==== RAW DATA ====

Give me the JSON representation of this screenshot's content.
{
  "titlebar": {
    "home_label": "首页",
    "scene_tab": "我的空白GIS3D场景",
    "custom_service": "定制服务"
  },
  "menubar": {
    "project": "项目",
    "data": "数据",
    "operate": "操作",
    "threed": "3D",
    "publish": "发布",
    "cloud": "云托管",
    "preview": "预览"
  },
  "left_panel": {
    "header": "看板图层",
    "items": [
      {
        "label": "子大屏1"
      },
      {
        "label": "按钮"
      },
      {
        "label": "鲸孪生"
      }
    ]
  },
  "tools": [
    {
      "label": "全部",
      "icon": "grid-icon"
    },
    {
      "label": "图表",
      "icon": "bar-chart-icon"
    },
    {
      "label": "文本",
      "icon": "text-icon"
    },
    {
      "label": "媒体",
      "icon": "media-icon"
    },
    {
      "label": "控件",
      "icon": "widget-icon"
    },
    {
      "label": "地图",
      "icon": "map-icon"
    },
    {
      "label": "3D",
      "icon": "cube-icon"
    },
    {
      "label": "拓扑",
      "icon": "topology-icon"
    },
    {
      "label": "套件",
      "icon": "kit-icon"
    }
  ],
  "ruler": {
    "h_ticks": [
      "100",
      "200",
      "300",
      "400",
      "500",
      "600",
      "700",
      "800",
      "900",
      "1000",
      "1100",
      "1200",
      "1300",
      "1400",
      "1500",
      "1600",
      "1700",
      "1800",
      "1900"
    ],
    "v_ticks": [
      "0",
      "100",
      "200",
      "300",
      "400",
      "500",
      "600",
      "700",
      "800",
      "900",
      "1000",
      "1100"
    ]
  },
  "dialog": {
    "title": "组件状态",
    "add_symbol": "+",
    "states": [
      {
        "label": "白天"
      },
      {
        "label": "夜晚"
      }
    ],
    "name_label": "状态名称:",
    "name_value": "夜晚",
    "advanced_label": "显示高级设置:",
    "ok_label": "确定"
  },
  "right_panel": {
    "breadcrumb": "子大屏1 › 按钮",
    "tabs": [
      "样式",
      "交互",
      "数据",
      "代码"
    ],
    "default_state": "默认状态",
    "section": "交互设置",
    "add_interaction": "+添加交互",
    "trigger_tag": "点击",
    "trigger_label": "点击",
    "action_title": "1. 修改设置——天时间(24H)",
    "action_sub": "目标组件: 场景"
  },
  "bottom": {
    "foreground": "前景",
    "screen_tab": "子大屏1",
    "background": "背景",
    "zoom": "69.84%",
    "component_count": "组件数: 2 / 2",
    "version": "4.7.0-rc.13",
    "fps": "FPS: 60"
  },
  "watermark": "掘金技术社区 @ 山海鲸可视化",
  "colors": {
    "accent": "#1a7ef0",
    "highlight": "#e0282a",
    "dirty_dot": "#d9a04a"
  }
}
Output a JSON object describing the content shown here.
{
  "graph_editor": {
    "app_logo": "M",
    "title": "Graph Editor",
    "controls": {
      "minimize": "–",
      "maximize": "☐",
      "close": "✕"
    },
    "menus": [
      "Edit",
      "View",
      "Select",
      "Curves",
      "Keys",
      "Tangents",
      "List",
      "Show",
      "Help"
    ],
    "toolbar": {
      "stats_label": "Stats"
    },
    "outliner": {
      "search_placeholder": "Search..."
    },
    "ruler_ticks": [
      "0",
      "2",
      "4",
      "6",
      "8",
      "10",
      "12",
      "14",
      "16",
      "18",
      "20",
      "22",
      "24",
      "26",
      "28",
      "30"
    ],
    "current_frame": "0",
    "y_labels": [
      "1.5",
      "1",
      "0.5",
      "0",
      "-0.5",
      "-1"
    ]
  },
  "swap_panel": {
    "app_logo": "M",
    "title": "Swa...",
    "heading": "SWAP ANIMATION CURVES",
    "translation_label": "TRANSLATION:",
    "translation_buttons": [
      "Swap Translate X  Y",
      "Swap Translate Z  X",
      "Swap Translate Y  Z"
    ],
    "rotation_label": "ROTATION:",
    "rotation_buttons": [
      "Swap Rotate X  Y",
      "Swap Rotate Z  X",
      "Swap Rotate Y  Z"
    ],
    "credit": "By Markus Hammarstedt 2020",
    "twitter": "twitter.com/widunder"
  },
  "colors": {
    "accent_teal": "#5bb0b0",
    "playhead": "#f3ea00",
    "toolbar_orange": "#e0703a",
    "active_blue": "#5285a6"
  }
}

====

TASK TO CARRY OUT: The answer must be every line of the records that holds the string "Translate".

WORKED SOLUTION:
      "Swap Translate X  Y",
      "Swap Translate Z  X",
      "Swap Translate Y  Z"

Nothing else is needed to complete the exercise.